A classifier that recognizes emotions in non-facial images. A collaboration between three Stanford students: Noah Jacobson, Katherine Kowalski, and Hasna Rtabi.
Important implementation details
There are four models in this repository. The first is a fractal CNN that takes an image as an input and directly outputs a classification by emotion, found in fractal_CNN.ipynb. In the ipynb file I uploaded, there is a link to a paper which describes the advantages of a fractal CNN in great detail. I chose to use a fractal net mainly because we don't have a ton of data, and fractal nets allow you to create very deep neural networks without losing the ability to itentity map. However, the fractal net approach did not work due to slow training and exploding gradients, so I also created resnet.ipynb, which is very similar to the fractal code, except the implementation is for a residual convolutional neural network.
The file "Data.ipynb" contains code to load images from online and resize them to be (32x32x3).
The "labels.json" file contains Y-labels for input data
The "snapshots" folder contains some pre-trained weights.
Feature Embedding & Multi-Class Classification Model
We adapted a caption generator pre-trained on the MSCOCO dataset for 2MM iterations. We used the pretrained weights to input our 32x32x3 image vectors through a CNN and output a feature embedding of size 1024x1. We then trained 90% of our feature embeddings on a 3 layer neural net (Linear->Relu->Linear->Relu->Linear->Softmax) to classify our images according to human emotional response. We used cross-entropy loss. We hypertuned our parameters of minibatch size, number of epochs, and learning rate.
We tuned our hyperparameters by repeatedly running our feature embeddings through the 3 layer network, cross validated, graphed results, and detected the optimal value that minimized computational cost, meaning we chose 1000 over 1500 epochs, because they produced similar results, but reducing the number of epochs reduced the run time of our algorithm. Learning rate (alpha): 0.0001, number of epochs: 1000, minibatch size:64.
To run this code:
caption_generator.py //scripts for feature embedding inference.py model.py _init.py run-dev.ipynb run-train.ipynb run-test.ipynb
Classification.ipynb //classification script
Refer to https://medium.freecodecamp.org/building-an-image-caption-generator-with-deep-learning-in-tensorflow-a142722e9b1f for instructions to understand the feature embedding, change paths to images within inference.py file and run-dev, run-test, run-train. Run Classification.ipynb with feature embeddings.
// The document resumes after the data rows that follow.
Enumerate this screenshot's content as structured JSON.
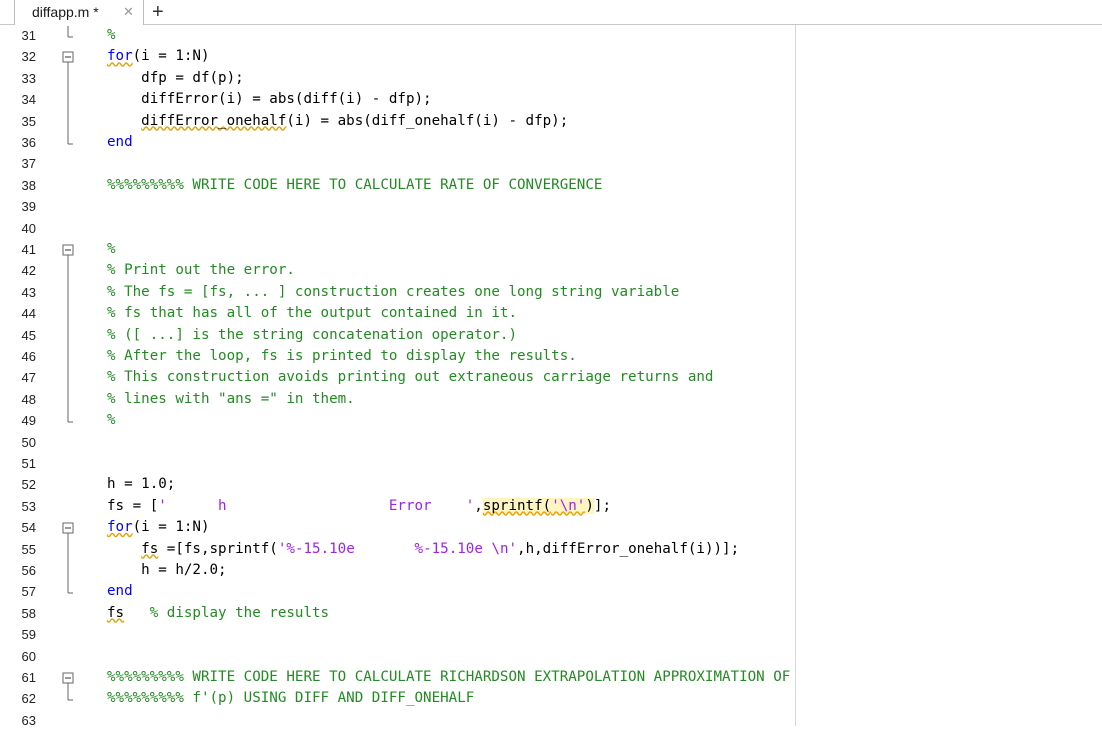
{
  "tab": {
    "title": "diffapp.m *",
    "close_glyph": "✕",
    "add_glyph": "+"
  },
  "lines": [
    {
      "n": "31",
      "fold": "end",
      "parts": [
        {
          "t": "%",
          "c": "cm"
        }
      ]
    },
    {
      "n": "32",
      "fold": "start",
      "parts": [
        {
          "t": "for",
          "c": "kw sq"
        },
        {
          "t": "(i = 1:N)",
          "c": ""
        }
      ]
    },
    {
      "n": "33",
      "fold": "mid",
      "parts": [
        {
          "t": "    dfp = df(p);",
          "c": ""
        }
      ]
    },
    {
      "n": "34",
      "fold": "mid",
      "parts": [
        {
          "t": "    diffError(i) = abs(diff(i) - dfp);",
          "c": ""
        }
      ]
    },
    {
      "n": "35",
      "fold": "mid",
      "parts": [
        {
          "t": "    ",
          "c": ""
        },
        {
          "t": "diffError_onehalf",
          "c": "sq"
        },
        {
          "t": "(i) = abs(diff_onehalf(i) - dfp);",
          "c": ""
        }
      ]
    },
    {
      "n": "36",
      "fold": "end",
      "parts": [
        {
          "t": "end",
          "c": "kw"
        }
      ]
    },
    {
      "n": "37",
      "fold": "",
      "parts": []
    },
    {
      "n": "38",
      "fold": "",
      "parts": [
        {
          "t": "%%%%%%%%% WRITE CODE HERE TO CALCULATE RATE OF CONVERGENCE",
          "c": "cm"
        }
      ]
    },
    {
      "n": "39",
      "fold": "",
      "parts": []
    },
    {
      "n": "40",
      "fold": "",
      "parts": []
    },
    {
      "n": "41",
      "fold": "start",
      "parts": [
        {
          "t": "%",
          "c": "cm"
        }
      ]
    },
    {
      "n": "42",
      "fold": "mid",
      "parts": [
        {
          "t": "% Print out the error.",
          "c": "cm"
        }
      ]
    },
    {
      "n": "43",
      "fold": "mid",
      "parts": [
        {
          "t": "% The fs = [fs, ... ] construction creates one long string variable",
          "c": "cm"
        }
      ]
    },
    {
      "n": "44",
      "fold": "mid",
      "parts": [
        {
          "t": "% fs that has all of the output contained in it.",
          "c": "cm"
        }
      ]
    },
    {
      "n": "45",
      "fold": "mid",
      "parts": [
        {
          "t": "% ([ ...] is the string concatenation operator.)",
          "c": "cm"
        }
      ]
    },
    {
      "n": "46",
      "fold": "mid",
      "parts": [
        {
          "t": "% After the loop, fs is printed to display the results.",
          "c": "cm"
        }
      ]
    },
    {
      "n": "47",
      "fold": "mid",
      "parts": [
        {
          "t": "% This construction avoids printing out extraneous carriage returns and",
          "c": "cm"
        }
      ]
    },
    {
      "n": "48",
      "fold": "mid",
      "parts": [
        {
          "t": "% lines with \"ans =\" in them.",
          "c": "cm"
        }
      ]
    },
    {
      "n": "49",
      "fold": "end",
      "parts": [
        {
          "t": "%",
          "c": "cm"
        }
      ]
    },
    {
      "n": "50",
      "fold": "",
      "parts": []
    },
    {
      "n": "51",
      "fold": "",
      "parts": []
    },
    {
      "n": "52",
      "fold": "",
      "parts": [
        {
          "t": "h = 1.0;",
          "c": ""
        }
      ]
    },
    {
      "n": "53",
      "fold": "",
      "parts": [
        {
          "t": "fs = [",
          "c": ""
        },
        {
          "t": "'      h                   Error    '",
          "c": "str"
        },
        {
          "t": ",",
          "c": ""
        },
        {
          "t": "sprintf(",
          "c": "hl sq"
        },
        {
          "t": "'\\n'",
          "c": "str hl sq"
        },
        {
          "t": ")",
          "c": "hl"
        },
        {
          "t": "];",
          "c": ""
        }
      ]
    },
    {
      "n": "54",
      "fold": "start",
      "parts": [
        {
          "t": "for",
          "c": "kw sq"
        },
        {
          "t": "(i = 1:N)",
          "c": ""
        }
      ]
    },
    {
      "n": "55",
      "fold": "mid",
      "parts": [
        {
          "t": "    ",
          "c": ""
        },
        {
          "t": "fs",
          "c": "sq"
        },
        {
          "t": " =[fs,sprintf(",
          "c": ""
        },
        {
          "t": "'%-15.10e       %-15.10e \\n'",
          "c": "str"
        },
        {
          "t": ",h,diffError_onehalf(i))];",
          "c": ""
        }
      ]
    },
    {
      "n": "56",
      "fold": "mid",
      "parts": [
        {
          "t": "    h = h/2.0;",
          "c": ""
        }
      ]
    },
    {
      "n": "57",
      "fold": "end",
      "parts": [
        {
          "t": "end",
          "c": "kw"
        }
      ]
    },
    {
      "n": "58",
      "fold": "",
      "parts": [
        {
          "t": "fs",
          "c": "sq"
        },
        {
          "t": "   ",
          "c": ""
        },
        {
          "t": "% display the results",
          "c": "cm"
        }
      ]
    },
    {
      "n": "59",
      "fold": "",
      "parts": []
    },
    {
      "n": "60",
      "fold": "",
      "parts": []
    },
    {
      "n": "61",
      "fold": "start",
      "parts": [
        {
          "t": "%%%%%%%%% WRITE CODE HERE TO CALCULATE RICHARDSON EXTRAPOLATION APPROXIMATION OF",
          "c": "cm"
        }
      ]
    },
    {
      "n": "62",
      "fold": "end",
      "parts": [
        {
          "t": "%%%%%%%%% f'(p) USING DIFF AND DIFF_ONEHALF",
          "c": "cm"
        }
      ]
    },
    {
      "n": "63",
      "fold": "",
      "parts": []
    }
  ]
}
 Lin, T., Maire, M., Belongie, S., Bourdev, L., Girshick, R., Hays, J., Perona, P., Ramanan, D., Zitnick, C. and Dollár, P. (2018). Microsoft COCO: Common Objects in Context. [online] Arxiv.org. Available at: https://arxiv.org/abs/1405.0312 [Accessed 12 Dec. 2018].  Murray, C. (2018). Building an image caption generator with Deep Learning in Tensorflow. [online] freeCodeCamp.org. Available at: https://medium.freecodecamp.org/building-an-image-caption-generator-with-deep-learning-in-tensorflow-a142722e9b1f [Accessed 12 Dec. 2018].  You, Q., Luo, J., Jin, H. and Yang, J. (2018). Building a Large Scale Dataset for Image Emotion Recognition: The Fine Print and The Benchmark. [online] Arxiv.org. Available at: https://arxiv.org/abs/1605.02677 [Accessed 12 Dec. 2018].